Conflict management exists as one of five supervisory competencies within the organization of the U.S. Navy. The structure of conflict management style within the U.S. Navy is structured through proficiencies. The first includes awareness, which openly invites discussion of an issue and does not ignore it (NAVFAC, 2021). The second step consists of the ability to communicate disagreements without offending or attacking the opposing party. The third and intermediate level focuses on a positive outcome by factoring in underlying issues of the conflict. The fourth proficiency, also known as the advanced level, negotiates a win-win scenario that is consistent with the organization’s value. Fifth and last, expert proficiency can resolve conflicts with competing interests even with minimal resources.

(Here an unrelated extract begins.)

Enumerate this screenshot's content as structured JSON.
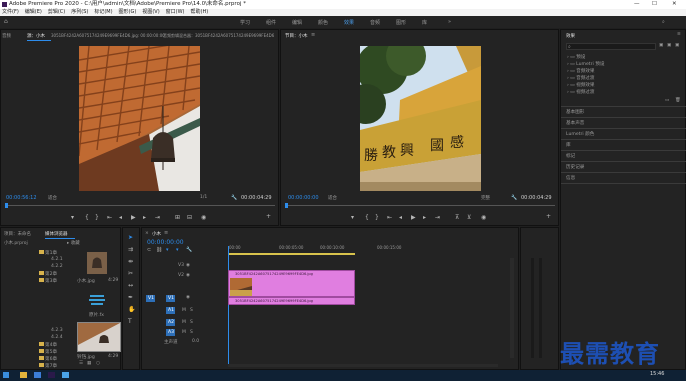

As such, a style that would benefit conflict management in the U.S. Navy would prioritize communication, collaboration, mutually beneficial outcomes, and reliance on the values and beliefs of the organization. As the awareness stage dictates that conflict should not be ignored, a style that involves structures such as the Louis. R Pondy’s approach can be utilized to observe the progression of a conflict (Spaho, 2013). Because of the large collectives within the U.S. Navy, team management is essential both in conflict and non-conflict scenarios. As such, the U.S. Navy can implement a style that prioritizes two objectives which include formulating optimal decisions and utilizing them in effective ways that allow the group to achieve goals and objectives (Shetach, 2012). Overall, the U.S. Navy is likely to benefit from a collaborative conflict management style that provides better results through the provision of safe environments for discussion and resources (Hagemann & Stroope, 2012). The combination of the following components and the collaborative management style also adheres to the goals of conflict resolution in the U.S. Navy.

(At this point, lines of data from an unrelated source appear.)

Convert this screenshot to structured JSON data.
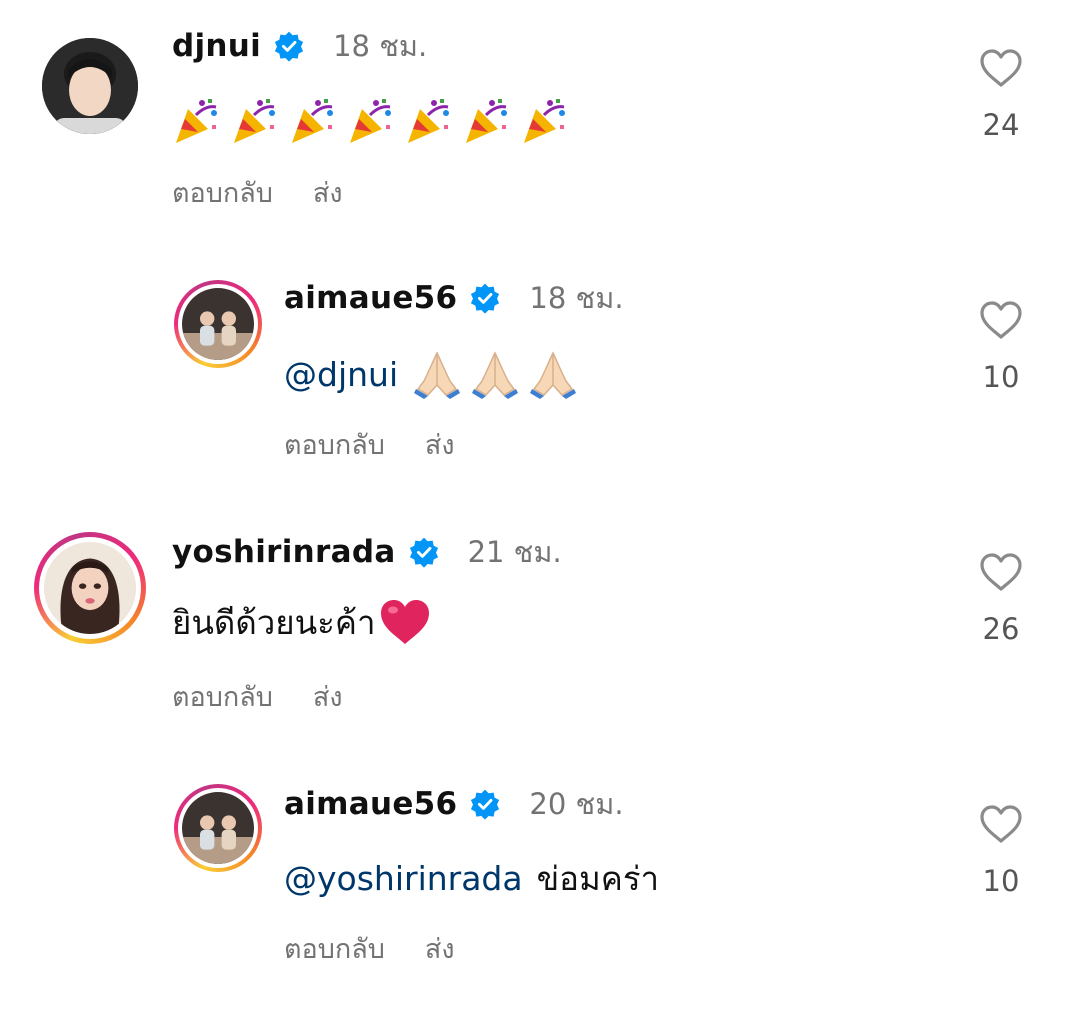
{
  "comments": [
    {
      "username": "djnui",
      "time": "18 ชม.",
      "text": "🎉🎉🎉🎉🎉🎉🎉",
      "likes": "24",
      "reply_label": "ตอบกลับ",
      "send_label": "ส่ง"
    },
    {
      "username": "aimaue56",
      "time": "18 ชม.",
      "mention": "@djnui",
      "text": "🙏🏻🙏🏻🙏🏻",
      "likes": "10",
      "reply_label": "ตอบกลับ",
      "send_label": "ส่ง"
    },
    {
      "username": "yoshirinrada",
      "time": "21 ชม.",
      "text": "ยินดีด้วยนะค้า",
      "likes": "26",
      "reply_label": "ตอบกลับ",
      "send_label": "ส่ง"
    },
    {
      "username": "aimaue56",
      "time": "20 ชม.",
      "mention": "@yoshirinrada",
      "text": "ข่อมคร่า",
      "likes": "10",
      "reply_label": "ตอบกลับ",
      "send_label": "ส่ง"
    }
  ],
  "icons": {
    "verified": "verified-badge-icon",
    "like": "heart-outline-icon",
    "party": "party-popper-emoji",
    "pray": "folded-hands-emoji",
    "heart": "red-heart-emoji"
  },
  "colors": {
    "verified": "#0095f6",
    "mention": "#00376b",
    "secondary": "#737373",
    "heart_emoji": "#e0245e"
  }
}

Hagemann, B., & Stroope, S. (2012). Conflict management: lessons from the second grade. Association for Talent Development. Web.
NAVFAC. (2021). Conflict management. Web.
Shetach, A. (2012). Conflict leadership: navigating toward effective and efficient team outcomes. The Journal for Quality and Participation, 35(2), 25-30. Web.
Spaho, K. (2013). Organizational communication and conflict management. Management, 18(1), 103-118. Web.